The human brain has limitless potential. That’s what I realized as I transformed myself from someone who could never pay attention and learn anything in school, who took the college entrance exam three years in a row, to someone who successfully completed a degree in clinical pathology. While I play many instruments, I never formally instructed on how to play. I taught myself by picking up the flute and playing with it. With practice, I found the right techniques and gradually put together notes that sounded good to my ears. I am not a musical prodigy. I just believed I could do it.
Learning is about time. With time and effort, our magnificent brains can learn whatever we choose. However, before we can choose, we need to believe in our brains’ potential. In our current education system, children (and even adults) are tested, categorized, and segmented on specific topics traditionally deemed important by society. From this perspective, they are told what they are good at or not and either given praise or criticism.
In such an environment, students are not able to see their full potential. They believe what the system tells them and they are stuck with it. Their choices then become limited. If they are not given enough praise, because maybe they aren’t the best students, they come to believe that they have no value.
Yet, we are all infinitely valuable. Education should help people realize their true value.
Learners need the satisfaction of finishing a task and the support to keep trying when they fail. Students need the courage to try anything — and the freedom to explore and discover what they really want to learn. In a stream of constant praise coupled with constructive guidance, students can discover their intrinsic value — to follow their bliss — one that is independent of social trends and expectations.
Armed with this sense, a person can learn anything throughout their life. Their life could transform into one of perpetual learning, development, and growth.
Discovering your true value as a first step to further learning is a critical part of the education of character, an aspect of education that might be missing from many of our school systems. It is one of the most important and supports all of the other qualities that a person could develop.

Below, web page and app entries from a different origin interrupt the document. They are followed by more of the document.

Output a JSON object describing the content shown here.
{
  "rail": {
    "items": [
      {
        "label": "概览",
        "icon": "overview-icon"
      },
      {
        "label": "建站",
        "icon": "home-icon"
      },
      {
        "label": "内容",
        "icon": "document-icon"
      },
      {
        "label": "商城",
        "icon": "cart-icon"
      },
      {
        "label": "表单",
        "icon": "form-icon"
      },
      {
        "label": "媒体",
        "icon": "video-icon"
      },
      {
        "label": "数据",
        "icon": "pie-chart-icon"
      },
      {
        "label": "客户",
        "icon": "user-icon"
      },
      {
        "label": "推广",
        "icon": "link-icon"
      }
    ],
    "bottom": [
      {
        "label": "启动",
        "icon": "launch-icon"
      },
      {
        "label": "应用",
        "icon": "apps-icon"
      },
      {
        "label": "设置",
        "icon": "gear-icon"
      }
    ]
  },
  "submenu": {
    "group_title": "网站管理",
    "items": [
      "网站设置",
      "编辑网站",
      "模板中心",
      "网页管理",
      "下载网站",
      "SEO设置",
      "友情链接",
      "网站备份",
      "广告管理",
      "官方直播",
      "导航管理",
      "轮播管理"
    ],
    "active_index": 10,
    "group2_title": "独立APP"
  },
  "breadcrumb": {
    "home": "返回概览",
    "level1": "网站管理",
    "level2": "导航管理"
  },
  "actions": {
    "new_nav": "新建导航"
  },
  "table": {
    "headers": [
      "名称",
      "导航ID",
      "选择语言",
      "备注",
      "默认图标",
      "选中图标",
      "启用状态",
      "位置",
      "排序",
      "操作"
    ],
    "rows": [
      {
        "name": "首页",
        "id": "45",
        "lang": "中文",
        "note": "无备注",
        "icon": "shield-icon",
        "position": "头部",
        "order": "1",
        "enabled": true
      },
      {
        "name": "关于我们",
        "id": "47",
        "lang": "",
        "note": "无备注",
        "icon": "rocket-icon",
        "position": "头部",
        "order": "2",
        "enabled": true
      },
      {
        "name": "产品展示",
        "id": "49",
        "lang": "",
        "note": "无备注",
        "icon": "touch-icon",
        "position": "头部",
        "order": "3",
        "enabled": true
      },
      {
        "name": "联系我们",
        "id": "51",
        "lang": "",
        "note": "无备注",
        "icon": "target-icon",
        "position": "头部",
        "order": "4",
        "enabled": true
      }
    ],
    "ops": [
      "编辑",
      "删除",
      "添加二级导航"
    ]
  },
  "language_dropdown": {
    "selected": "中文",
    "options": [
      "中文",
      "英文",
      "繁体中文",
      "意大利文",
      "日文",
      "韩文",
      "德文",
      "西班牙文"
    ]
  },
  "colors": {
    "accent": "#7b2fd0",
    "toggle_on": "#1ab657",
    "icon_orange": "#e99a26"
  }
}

Good character — integrity, compassion, responsibility, sincerity — is an expression of strong self-worth. It requires developing skills and habits that are in alignment with one’s conscience through practice. Your positive thoughts and emotions that accompany acting with good character are a form of self-praise — enhancing all the functions of your brain — and facilitating learning and creativity.
Learning and good character — they start from inside. Love of self, the motivation to learn, the values on which one chooses to act, an indomitable sense of self-worth — these are the foundations for successful learning — and all can found within every person. Therefore, anyone could access them, from the best student to the most remedial learner.
What society needs now is the means to uncover them, like opening a treasure box hiding in darkness. The first step is to know it’s there, the second is to shine a light on it, and the last is to turn the key in the lock.
Let us shine the light on the infinite potential of your brain — and give each other the praise and practice — to unlock your potential.